If the state dynamics are piecewise linear we can write the joint dynamics as a linear combination of the dynamics and the predicted action for each leaf node

But how do you programmatically build the correct partition and $ \beta $ from the decision tree? At first this question seemed stunningly hard until I realized that there is a straight-forward solution that was probably cut from the paper since it would have only complicated the equations. The trick is to split each expression in $ \phi_t $ into a controller and a system part. The controller part only controls $ s_t[0] $, i.e. the paddle, and the system equations, which have to be specified manually, the rest.

The full correctness check then comes out at less than 300 lines of code with comments. It uses the theorem prover z3 to show that the $ \neg \psi $ is unsatisfiable, i.e. there is no counter example to the safety property. Since my decision tree is considerably larger than the one in the paper the check takes about 38 seconds to run on my 2021 M1 MacBook Pro.
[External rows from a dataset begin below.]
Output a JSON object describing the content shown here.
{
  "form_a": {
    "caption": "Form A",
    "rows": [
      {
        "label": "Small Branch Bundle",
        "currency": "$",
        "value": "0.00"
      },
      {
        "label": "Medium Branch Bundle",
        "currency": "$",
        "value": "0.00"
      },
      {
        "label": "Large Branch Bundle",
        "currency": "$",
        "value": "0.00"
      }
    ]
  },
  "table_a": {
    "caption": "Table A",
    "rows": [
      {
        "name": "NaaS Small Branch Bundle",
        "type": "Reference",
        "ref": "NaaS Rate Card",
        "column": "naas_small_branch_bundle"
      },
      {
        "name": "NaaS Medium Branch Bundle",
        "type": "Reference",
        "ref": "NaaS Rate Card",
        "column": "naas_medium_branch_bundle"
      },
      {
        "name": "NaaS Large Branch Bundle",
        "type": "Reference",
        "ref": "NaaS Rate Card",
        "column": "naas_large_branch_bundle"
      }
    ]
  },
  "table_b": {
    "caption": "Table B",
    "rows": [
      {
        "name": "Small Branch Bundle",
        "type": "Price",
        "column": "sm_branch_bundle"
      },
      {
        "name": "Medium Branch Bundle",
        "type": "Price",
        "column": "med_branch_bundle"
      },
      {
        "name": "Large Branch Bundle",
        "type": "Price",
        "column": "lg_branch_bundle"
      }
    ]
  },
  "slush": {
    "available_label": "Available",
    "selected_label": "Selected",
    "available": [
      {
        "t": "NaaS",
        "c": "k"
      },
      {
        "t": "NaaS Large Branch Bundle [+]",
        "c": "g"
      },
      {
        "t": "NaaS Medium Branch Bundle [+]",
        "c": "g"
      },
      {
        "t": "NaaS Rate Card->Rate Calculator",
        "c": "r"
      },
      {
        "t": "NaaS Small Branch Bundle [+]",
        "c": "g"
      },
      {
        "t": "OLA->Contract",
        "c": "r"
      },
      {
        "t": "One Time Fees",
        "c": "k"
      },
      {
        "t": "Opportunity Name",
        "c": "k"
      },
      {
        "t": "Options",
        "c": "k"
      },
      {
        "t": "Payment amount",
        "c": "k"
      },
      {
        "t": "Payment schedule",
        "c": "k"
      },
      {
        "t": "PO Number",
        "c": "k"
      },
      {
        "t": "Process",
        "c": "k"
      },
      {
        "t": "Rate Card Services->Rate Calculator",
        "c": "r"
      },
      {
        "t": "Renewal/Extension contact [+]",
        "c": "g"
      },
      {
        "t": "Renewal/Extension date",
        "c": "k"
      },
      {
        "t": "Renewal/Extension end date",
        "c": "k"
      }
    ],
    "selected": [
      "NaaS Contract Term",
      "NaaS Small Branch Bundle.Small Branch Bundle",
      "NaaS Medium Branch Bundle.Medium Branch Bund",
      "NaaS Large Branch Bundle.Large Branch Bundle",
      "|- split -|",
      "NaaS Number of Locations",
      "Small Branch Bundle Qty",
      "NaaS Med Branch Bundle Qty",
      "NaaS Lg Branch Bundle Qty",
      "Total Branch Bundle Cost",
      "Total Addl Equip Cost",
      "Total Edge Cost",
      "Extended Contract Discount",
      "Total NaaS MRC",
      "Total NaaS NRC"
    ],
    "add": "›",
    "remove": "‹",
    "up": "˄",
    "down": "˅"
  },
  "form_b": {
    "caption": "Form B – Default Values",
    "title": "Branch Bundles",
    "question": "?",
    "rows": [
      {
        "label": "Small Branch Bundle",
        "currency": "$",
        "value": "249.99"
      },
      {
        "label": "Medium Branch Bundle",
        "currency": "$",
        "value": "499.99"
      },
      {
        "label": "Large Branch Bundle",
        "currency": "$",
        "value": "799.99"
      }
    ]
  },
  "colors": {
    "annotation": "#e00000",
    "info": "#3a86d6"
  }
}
The authors of the paper set out and deliver on the very ambitious goal of building a controller that does not only prioritize safety but in fact guarantees it. They also verify other safety properties such as stability and robustness on more environments that were not covered here. However, their verification approach requires the very strong assumption that we have the precise system dynamics as a piecewise linear function. In addition to that the environments are simple enough that we can train a perfect oracle policy that can be distilled into a decision tree. It is therefore an open question what the boundaries of this approach are, i.e. at what point is the difference in DNN policy and DT just big enough so that we cannot distill a perfect DT?

Overall, I greatly enjoyed studying and implementing this paper. The idea of extracting a DT from a DNN policy also has interesting implications for explainable RL agents (if the DT is small enough) and it would be interesting to see if this approach can be extended to more complex environments.